Data about app and page elements
---
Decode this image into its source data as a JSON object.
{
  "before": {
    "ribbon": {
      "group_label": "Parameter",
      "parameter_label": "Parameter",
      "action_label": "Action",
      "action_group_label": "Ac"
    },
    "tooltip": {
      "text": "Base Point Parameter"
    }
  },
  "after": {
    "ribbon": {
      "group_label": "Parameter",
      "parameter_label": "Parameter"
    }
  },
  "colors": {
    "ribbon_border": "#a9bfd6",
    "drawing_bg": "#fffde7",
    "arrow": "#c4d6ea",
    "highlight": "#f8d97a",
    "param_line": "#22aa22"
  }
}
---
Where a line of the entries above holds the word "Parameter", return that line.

§ **RESPONSE TO THE EXERCISE**:
      "group_label": "Parameter",
      "parameter_label": "Parameter",
      "text": "Base Point Parameter"
      "group_label": "Parameter",
      "parameter_label": "Parameter"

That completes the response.